The President will provide his or her decision in writing to the appellant, the other party to the original complaint as appropriate, the ADEWD and the appropriate official. If the President reverses or modifies the recommendation(s), then the President will provide written reasons for the action. The President will make the decision within 10 work days of the President’s receipt of the appeal.
VIII. Additional Expectations
A. Cooperation with Investigations and Hearings
All members of the Skidmore community (students, faculty, administrators and staff) are expected to cooperate fully with inquiries and investigations pertaining to alleged incidents of harassment or discrimination. Expected cooperation includes providing full and honest disclosure of known facts, providing oral or written testimony and providing letters, emails, voice messages, notebooks, gifts or other evidence in any such proceeding. Finally, cooperation includes the expectation that all parties to a complaint, inquiry, or investigation will maintain the confidentiality of the process and not attempt to influence any other party to the process.
B. Extension of Time Periods
If circumstances warrant or if legally required, the college reserves the right to extend any processing time period identified in this policy.
C. Retaliatory Actions
Applicable law and college policy prohibit retaliation against any person reporting or thought to have reported harassment or discrimination. Retaliation is also prohibited against any person who is a witness or otherwise involved in a harassment or discrimination proceeding. Retaliation against any person shall be considered a serious violation of the policy on retaliation and shall be considered independently of the underlying complaint. Encouraging others to retaliate also violates this policy.
Retaliation includes any conduct, whether or not workplace- or employment-related, directed at someone because he or she opposed a discriminatory practice, made a good-faith report of harassment or discrimination, or participated or cooperated in such an investigation, which might deter a reasonable person from making or supporting a charge of harassment or discrimination. Examples of retaliation include (but are not limited to) the following:
- unfair grading or evaluation of performance or assignments;
- withholding or delaying the transmissions of necessary information (such as information about classes, recommendations, grades, work assignments, meetings);
- withholding notification about important events;
- withholding notification about changes in policies;
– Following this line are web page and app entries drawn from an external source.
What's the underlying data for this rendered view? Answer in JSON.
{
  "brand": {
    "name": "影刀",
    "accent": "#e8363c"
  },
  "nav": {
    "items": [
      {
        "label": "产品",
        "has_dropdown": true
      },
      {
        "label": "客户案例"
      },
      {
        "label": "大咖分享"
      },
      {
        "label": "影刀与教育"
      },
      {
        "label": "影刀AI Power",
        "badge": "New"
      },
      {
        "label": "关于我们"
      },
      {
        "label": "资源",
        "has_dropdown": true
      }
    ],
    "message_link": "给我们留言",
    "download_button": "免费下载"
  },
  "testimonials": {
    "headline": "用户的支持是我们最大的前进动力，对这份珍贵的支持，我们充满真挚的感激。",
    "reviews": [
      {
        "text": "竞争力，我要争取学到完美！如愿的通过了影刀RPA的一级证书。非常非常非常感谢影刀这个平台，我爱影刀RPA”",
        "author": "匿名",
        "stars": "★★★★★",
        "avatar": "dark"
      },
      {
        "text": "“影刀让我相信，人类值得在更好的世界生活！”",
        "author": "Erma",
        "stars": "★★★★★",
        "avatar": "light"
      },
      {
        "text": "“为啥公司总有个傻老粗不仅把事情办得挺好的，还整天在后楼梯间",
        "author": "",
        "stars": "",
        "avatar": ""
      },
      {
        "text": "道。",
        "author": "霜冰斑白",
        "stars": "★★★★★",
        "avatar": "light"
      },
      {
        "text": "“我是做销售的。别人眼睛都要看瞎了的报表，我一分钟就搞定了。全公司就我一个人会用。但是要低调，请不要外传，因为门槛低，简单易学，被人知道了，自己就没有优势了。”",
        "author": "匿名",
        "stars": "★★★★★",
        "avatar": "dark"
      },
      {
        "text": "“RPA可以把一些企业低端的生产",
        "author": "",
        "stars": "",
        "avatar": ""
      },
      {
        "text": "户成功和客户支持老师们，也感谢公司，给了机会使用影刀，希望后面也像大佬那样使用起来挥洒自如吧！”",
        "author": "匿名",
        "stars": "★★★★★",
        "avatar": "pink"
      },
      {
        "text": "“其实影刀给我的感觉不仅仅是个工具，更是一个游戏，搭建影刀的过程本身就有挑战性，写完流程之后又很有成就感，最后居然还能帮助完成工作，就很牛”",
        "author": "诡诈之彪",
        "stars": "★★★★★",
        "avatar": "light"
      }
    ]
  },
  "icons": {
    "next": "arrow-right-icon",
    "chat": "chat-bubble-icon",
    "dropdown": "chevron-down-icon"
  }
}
- exposing the person to public or private ridicule;
- making oral or written threats or offering bribes;
- refusing to meet with a person who has the right to be granted a meeting;
- name calling; and
- further harassment of any nature.
All instances of alleged retaliation should be reported to the ADEWD or an appropriate official. The allegations will be dealt with in accordance with the procedures outlined in Article VII.
D. False Allegations
The college will not tolerate false allegations of harassment. Complaints made in good faith that are found not to constitute harassment or discrimination will not be considered false allegations. However, any individual who knowingly, maliciously or frivolously makes a false allegation of harassment will be subject to disciplinary action up to and including separation from the college or, in the case of a student, to disciplinary action up to and including suspension or expulsion.
E. For Additional Information or Assistance
Inquiries concerning the preceding policies and procedures or requests for assistance should be directed to either of the following:
Assistant Director for EEO and Workforce Diversity
815 North Broadway
Saratoga Springs, NY 12866-1632
Associate Vice President, Finance & Administration; Director of Human Resources
Human Resources, Barrett Center
815 North Broadway
Saratoga Springs, NY 12866-1632